During the recent summer recess of the Legislative
Council, I took some time off to travel with my family.
The first trip took us on the Silk Road from Xian to
Turpan. This was followed shortly by another trip to
Athens, the ancient capital of Greece. These two trips,
from both ends of the thousand-year-old route of the
east and west trades, gave us a marvelous glimpse of
the glorious past of human civilization.
Another unexpected reward from these trips was the
extra time they allowed me to reflect on and to appreciate
the intrinsic values of our hometown, Hong Kong.
It answered two fundamental questions that were lingering
in my mind. Firstly, what makes Hong Kong so different
from other big cities in China, and for that matter,
other great cities of Asia? Secondly, why is it
that our population continues to grow rapidly after
the change of sovereignty in 1997? In short, what
is it that still makes the 'Pearl of the Orient' glow?
The two questions are intriguing to me because of
the apparently conflicting phenomena that during the
last five years, we have been exceedingly, and sometimes
even quite unreasonably, critical of our Government.
We are still suffering, at this time, from the worst
economic depression in living memory, while there are
now even more choices available to start a new life,
in attractive cities nearby such as Shenzhen and Shanghai
that are advancing in leaps and bounds. What is
worth the high premium of staying and living in a cramped
and expensive Hong Kong?
One sure thing that I learnt from my trips is that
whatever the reasons; walls cannot offer them good protection.
We saw part of the original Great Wall of China built
in the Han Dynasty; numerous grand temples and religious
caves; well-guarded tombs of royal dynasties and strong
castle fortifications. These incredible edifices
were built to protect and preserve the economic interests
and religious beliefs of the times. But no matter
how strong the temple walls and how treacherous the
castle fortifications; and no matter how determined
and how absolutely ingenious were those ancient architects
who built them, they were all doomed to fail in their
intended purpose. One by one, these walls would
fall and the fortunes of nations change. Different
cultures and beliefs would invariably find ways to break
free from their captive walls and intermingle with the
best of those favoured by man where they would eventually
prosper and grow. What are left most intact, admired
and envied are the untouchable ideas, knowledge, philosophies,
arts and science, portrayed by uncovered artifacts and
the unstoppable human spirit.
The intrinsic values of Hong Kong cannot therefore
be simply a well-built physical infrastructure and a
well-positioned geographic location. These advantages
alone cannot be guarded and will wither away as mainland
China makes up its own logistic plan that might one

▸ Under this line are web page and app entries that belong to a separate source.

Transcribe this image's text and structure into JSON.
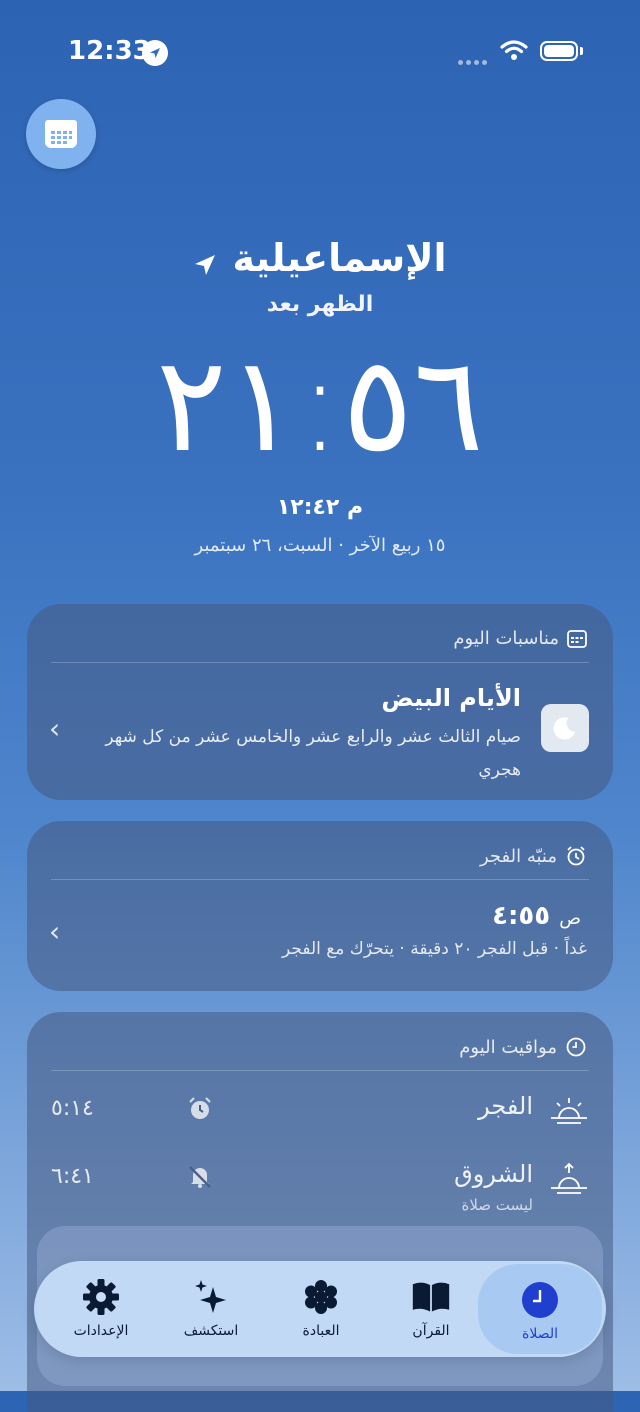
{
  "status_bar": {
    "time": "12:33"
  },
  "header": {
    "city": "الإسماعيلية",
    "next_prayer_label": "الظهر بعد",
    "countdown": "٢١:٥٦",
    "current_time": "١٢:٤٢",
    "current_ampm": "م",
    "date_line": "١٥ ربيع الآخر · السبت، ٢٦ سبتمبر"
  },
  "events_card": {
    "title": "مناسبات اليوم",
    "event_title": "الأيام البيض",
    "event_desc": "صيام الثالث عشر والرابع عشر والخامس عشر من كل شهر هجري"
  },
  "alarm_card": {
    "title": "منبّه الفجر",
    "time": "٤:٥٥",
    "ampm": "ص",
    "desc": "غداً · قبل الفجر ٢٠ دقيقة · يتحرّك مع الفجر"
  },
  "prayers_card": {
    "title": "مواقيت اليوم",
    "rows": [
      {
        "name": "الفجر",
        "sub": "",
        "time": "٥:١٤",
        "bell": "alarm-clock-icon",
        "icon": "sunrise-icon"
      },
      {
        "name": "الشروق",
        "sub": "ليست صلاة",
        "time": "٦:٤١",
        "bell": "bell-slash-icon",
        "icon": "sunrise-up-icon"
      }
    ]
  },
  "tabbar": {
    "tabs": [
      {
        "label": "الإعدادات",
        "icon": "gear-icon"
      },
      {
        "label": "استكشف",
        "icon": "sparkles-icon"
      },
      {
        "label": "العبادة",
        "icon": "flower-icon"
      },
      {
        "label": "القرآن",
        "icon": "book-icon"
      },
      {
        "label": "الصلاة",
        "icon": "clock-icon",
        "active": true
      }
    ]
  },
  "colors": {
    "accent": "#1f3fcf",
    "tab_bg": "#c8def9"
  }
}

day changes the entire regional economic landscape.
I do not think that it is solely a correct set of
government policies either. Otherwise, any city
can simply copy this formula of success and prosper
in much the same way.
I believe that the elusive answer actually lies somewhere
quite invisible and well out of our touch. In
a recent forum on reviewing the implementation of the
Basic Law, it dawned on me that this mini-constitution,
which is to preserve the very essence and spirit of
Hong Kong, supports my line of thinking. The Basic
Law paid no account of cash and infrastructures built.
It has not inscribed a complete set of hard and fast
rules for our Government to follow. What it has
most evidently done is to attempt to meticulously and
accurately portray a desirable ¡¥Hong Kong way of living¡¦
for long-term preservation.
The Basic Law guarantees a way of living or lifestyle
with maximum personal freedoms and individual rights;
the conduct of business, vocation and personal affairs
left free to open and fair competition under the protection
of the rule of law; the size of government kept small
and the conduct of its business kept unobtrusive; the
free flow of talents, knowledge and religion to be allowed
as a right. In short, the most basic desire of
every Hong Konger to live freely and be able to make
one's own choices as far as possible with minimum hindrance
are prerequisite under the law.
It is often easy for us to forget what we cannot readily
touch and see. But these precious values of an
open and free society, which are already well encapsulated
by the basic law, need to be revisited regularly as
a constant reminder. A reminder for us to prevent
any fundamental erosion as well as to see what more
can be done to enrich a lifestyle that is the envy of
other cities. Amongst the list of improvements
that we can still make are providing better educational
opportunities for all ages and nationalities; a cleaner
environment; a safer city with lower crime rates; greater
promotion of world-class cultural events; improvement
of our linguistic skills; greater efficiency and friendlier
services in both the public and private sector etc.
All the tasks mentioned above take as much conscious
effort as building monumental structures, roads and
bridges. They are not the government's responsibility
alone and there is no room for complacency irrespective
of the economic ups and downs. The spirit of Hong
Kong and our own unique way of life are what we make
of it altogether. The way we aspire to live and the
collective passion to make it happen is what causes
the 'Pearl of the Orient' to glow with undiminished
Dr Eric Li is the LegCo
Accountancy Functional Constituency Representative.
For more information, refer to his website at